Items from a dataset
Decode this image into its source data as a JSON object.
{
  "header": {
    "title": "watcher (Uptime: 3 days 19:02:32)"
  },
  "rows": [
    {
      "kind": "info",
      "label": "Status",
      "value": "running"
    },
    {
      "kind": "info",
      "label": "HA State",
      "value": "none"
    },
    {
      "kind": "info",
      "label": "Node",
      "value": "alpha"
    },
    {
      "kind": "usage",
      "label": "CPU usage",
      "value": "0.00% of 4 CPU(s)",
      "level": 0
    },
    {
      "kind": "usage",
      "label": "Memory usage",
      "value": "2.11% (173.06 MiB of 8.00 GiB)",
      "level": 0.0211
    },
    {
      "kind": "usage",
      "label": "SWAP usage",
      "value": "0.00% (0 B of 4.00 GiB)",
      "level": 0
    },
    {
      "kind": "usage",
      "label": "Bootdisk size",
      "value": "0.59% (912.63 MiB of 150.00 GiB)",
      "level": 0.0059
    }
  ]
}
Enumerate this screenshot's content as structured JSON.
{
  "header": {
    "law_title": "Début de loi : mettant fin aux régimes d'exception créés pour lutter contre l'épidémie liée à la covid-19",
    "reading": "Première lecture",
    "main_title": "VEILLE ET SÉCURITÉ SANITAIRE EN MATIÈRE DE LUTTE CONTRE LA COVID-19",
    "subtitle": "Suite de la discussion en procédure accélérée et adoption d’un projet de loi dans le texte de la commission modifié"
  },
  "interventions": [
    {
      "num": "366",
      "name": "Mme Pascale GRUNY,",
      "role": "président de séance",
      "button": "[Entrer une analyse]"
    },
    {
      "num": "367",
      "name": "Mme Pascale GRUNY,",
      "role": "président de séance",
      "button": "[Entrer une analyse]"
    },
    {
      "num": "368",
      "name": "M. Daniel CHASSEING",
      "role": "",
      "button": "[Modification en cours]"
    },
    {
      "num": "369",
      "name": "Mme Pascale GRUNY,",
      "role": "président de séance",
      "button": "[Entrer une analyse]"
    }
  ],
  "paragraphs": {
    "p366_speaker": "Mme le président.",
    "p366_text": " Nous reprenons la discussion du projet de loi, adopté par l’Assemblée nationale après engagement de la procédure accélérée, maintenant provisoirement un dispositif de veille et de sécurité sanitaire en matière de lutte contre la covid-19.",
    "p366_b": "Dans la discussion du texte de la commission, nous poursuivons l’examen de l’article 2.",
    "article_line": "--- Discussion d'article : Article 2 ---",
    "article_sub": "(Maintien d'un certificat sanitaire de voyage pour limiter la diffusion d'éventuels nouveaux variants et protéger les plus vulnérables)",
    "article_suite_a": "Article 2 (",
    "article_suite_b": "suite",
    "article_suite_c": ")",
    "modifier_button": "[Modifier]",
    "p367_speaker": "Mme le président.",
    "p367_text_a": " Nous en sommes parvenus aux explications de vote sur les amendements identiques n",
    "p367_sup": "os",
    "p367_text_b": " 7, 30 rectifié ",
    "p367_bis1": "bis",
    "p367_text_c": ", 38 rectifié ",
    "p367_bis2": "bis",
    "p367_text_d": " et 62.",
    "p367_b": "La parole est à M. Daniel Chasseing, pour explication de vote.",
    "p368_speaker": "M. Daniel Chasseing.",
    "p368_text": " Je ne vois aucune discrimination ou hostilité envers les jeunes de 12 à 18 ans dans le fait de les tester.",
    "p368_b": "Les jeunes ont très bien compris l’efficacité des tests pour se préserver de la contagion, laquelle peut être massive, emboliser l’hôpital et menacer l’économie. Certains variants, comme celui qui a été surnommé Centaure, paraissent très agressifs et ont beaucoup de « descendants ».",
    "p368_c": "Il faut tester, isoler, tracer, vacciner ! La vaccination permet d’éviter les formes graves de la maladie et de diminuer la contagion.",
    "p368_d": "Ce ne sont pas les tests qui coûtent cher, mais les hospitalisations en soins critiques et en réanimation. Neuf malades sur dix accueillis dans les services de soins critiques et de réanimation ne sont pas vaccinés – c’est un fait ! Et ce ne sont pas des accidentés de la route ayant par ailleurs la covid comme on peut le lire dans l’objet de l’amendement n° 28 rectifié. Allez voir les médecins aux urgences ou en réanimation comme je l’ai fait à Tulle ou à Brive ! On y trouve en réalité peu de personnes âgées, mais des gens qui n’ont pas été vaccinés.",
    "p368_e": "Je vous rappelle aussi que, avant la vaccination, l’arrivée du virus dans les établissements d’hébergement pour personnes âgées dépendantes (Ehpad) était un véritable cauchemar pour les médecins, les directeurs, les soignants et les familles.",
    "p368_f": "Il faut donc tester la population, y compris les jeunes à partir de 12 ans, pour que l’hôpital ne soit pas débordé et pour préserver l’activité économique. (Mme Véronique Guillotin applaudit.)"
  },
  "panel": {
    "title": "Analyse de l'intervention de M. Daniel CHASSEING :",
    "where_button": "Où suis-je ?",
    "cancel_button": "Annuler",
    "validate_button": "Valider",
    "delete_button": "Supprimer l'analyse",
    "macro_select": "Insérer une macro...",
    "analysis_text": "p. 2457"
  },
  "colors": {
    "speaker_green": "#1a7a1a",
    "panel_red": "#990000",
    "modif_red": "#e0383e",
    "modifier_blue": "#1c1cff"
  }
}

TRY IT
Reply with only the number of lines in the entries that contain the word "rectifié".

EXERCISE RESULT
3